List all lines of the data containing the word "Baris".

[Excerpts from an interface dataset]
-.-.-
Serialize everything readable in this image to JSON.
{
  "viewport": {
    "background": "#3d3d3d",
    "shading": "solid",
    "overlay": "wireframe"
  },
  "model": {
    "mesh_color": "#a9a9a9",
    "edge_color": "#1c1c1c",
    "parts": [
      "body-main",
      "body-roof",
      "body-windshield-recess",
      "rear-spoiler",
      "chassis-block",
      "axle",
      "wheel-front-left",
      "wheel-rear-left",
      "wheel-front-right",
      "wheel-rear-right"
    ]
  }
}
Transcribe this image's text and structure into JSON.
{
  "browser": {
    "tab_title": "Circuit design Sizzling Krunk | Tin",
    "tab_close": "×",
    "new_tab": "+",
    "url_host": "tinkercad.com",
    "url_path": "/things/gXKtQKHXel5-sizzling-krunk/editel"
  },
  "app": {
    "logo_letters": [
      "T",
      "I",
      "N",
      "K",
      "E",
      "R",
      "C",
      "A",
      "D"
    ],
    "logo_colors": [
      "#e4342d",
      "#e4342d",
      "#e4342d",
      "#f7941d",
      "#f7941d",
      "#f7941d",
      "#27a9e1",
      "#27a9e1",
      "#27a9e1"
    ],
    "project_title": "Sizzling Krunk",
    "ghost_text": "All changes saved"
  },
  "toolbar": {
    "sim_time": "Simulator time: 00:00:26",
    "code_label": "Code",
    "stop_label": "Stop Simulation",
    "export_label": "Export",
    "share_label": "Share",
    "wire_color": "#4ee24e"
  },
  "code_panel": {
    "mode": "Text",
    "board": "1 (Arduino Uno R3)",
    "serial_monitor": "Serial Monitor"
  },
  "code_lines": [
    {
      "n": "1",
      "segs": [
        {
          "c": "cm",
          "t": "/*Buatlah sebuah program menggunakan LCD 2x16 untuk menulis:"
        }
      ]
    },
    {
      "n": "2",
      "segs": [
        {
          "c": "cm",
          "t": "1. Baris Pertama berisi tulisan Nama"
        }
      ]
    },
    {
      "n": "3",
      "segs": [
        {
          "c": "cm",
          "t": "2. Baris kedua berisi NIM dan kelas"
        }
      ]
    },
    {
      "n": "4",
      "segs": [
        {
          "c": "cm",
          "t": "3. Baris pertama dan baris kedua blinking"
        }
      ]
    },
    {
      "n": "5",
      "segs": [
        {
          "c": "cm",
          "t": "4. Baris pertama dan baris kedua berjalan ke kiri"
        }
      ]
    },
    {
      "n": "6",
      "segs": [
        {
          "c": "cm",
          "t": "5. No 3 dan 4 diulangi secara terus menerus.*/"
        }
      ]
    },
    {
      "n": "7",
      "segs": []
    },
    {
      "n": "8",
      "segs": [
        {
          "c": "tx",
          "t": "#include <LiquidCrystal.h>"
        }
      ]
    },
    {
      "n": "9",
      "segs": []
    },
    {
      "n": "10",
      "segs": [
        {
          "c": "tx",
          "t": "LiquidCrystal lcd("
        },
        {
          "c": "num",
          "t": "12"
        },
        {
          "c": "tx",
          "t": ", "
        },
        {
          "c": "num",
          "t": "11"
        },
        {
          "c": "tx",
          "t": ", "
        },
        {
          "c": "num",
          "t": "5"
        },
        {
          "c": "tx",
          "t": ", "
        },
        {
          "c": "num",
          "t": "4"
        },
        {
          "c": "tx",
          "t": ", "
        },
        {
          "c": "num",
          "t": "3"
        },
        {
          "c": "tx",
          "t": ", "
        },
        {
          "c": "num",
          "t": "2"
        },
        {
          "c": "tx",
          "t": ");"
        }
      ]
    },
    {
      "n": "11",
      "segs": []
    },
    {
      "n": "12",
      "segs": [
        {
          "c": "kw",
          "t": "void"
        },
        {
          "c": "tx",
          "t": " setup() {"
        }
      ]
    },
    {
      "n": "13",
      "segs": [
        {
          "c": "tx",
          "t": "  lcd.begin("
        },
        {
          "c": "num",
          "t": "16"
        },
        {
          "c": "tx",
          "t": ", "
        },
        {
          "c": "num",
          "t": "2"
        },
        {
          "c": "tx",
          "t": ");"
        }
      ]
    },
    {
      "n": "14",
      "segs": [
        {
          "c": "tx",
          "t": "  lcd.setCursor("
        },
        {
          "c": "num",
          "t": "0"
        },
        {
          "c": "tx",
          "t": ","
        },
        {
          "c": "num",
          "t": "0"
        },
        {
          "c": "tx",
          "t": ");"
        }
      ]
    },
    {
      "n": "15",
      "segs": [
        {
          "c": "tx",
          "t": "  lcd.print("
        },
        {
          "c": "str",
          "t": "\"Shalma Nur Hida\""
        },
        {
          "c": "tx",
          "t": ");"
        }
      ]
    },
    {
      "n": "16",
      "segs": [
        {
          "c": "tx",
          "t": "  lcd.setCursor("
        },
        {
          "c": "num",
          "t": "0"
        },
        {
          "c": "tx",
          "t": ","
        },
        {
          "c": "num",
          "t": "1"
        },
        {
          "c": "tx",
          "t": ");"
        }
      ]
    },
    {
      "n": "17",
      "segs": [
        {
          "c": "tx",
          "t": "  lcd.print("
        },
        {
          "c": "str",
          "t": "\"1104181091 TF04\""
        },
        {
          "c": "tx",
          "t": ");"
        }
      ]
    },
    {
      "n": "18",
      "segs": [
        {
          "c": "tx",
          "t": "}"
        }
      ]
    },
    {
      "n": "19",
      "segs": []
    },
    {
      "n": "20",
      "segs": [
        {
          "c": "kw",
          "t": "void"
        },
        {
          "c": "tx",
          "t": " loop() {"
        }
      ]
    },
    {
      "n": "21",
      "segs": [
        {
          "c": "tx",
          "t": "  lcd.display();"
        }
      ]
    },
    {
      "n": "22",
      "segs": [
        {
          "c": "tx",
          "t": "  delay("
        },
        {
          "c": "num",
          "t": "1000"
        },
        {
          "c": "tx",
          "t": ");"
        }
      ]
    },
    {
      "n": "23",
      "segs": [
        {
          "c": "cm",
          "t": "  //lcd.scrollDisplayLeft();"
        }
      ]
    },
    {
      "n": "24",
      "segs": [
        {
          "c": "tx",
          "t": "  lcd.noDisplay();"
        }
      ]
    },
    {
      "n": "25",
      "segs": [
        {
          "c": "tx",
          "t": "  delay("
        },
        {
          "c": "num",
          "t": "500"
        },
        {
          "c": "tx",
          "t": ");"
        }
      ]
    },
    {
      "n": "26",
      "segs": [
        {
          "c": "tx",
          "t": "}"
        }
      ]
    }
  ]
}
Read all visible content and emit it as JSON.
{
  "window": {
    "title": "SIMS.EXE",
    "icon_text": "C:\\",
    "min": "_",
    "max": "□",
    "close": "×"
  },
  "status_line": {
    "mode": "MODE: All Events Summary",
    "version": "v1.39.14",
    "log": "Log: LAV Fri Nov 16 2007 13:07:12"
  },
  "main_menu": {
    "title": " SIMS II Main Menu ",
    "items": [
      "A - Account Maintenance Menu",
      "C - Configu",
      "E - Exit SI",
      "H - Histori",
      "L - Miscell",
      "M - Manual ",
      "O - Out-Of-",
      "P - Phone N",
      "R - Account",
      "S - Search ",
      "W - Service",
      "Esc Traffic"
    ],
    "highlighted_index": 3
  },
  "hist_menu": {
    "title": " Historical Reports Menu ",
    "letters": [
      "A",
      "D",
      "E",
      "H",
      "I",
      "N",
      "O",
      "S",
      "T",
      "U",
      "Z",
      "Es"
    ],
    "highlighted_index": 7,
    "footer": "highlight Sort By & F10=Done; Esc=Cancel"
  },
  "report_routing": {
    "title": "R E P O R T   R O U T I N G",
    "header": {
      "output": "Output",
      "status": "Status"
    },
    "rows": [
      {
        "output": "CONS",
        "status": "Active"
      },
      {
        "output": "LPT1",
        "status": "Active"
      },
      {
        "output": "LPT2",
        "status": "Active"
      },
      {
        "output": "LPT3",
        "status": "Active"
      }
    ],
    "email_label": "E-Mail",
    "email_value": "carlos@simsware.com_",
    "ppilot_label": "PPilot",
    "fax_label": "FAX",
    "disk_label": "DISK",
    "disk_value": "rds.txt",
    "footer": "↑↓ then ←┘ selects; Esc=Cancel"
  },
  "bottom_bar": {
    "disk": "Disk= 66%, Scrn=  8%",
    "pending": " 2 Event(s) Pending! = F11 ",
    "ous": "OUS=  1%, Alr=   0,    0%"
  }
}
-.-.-
ANSWER TO THIS TASK —
          "t": "1. Baris Pertama berisi tulisan Nama"
          "t": "2. Baris kedua berisi NIM dan kelas"
          "t": "3. Baris pertama dan baris kedua blinking"
          "t": "4. Baris pertama dan baris kedua berjalan ke kiri"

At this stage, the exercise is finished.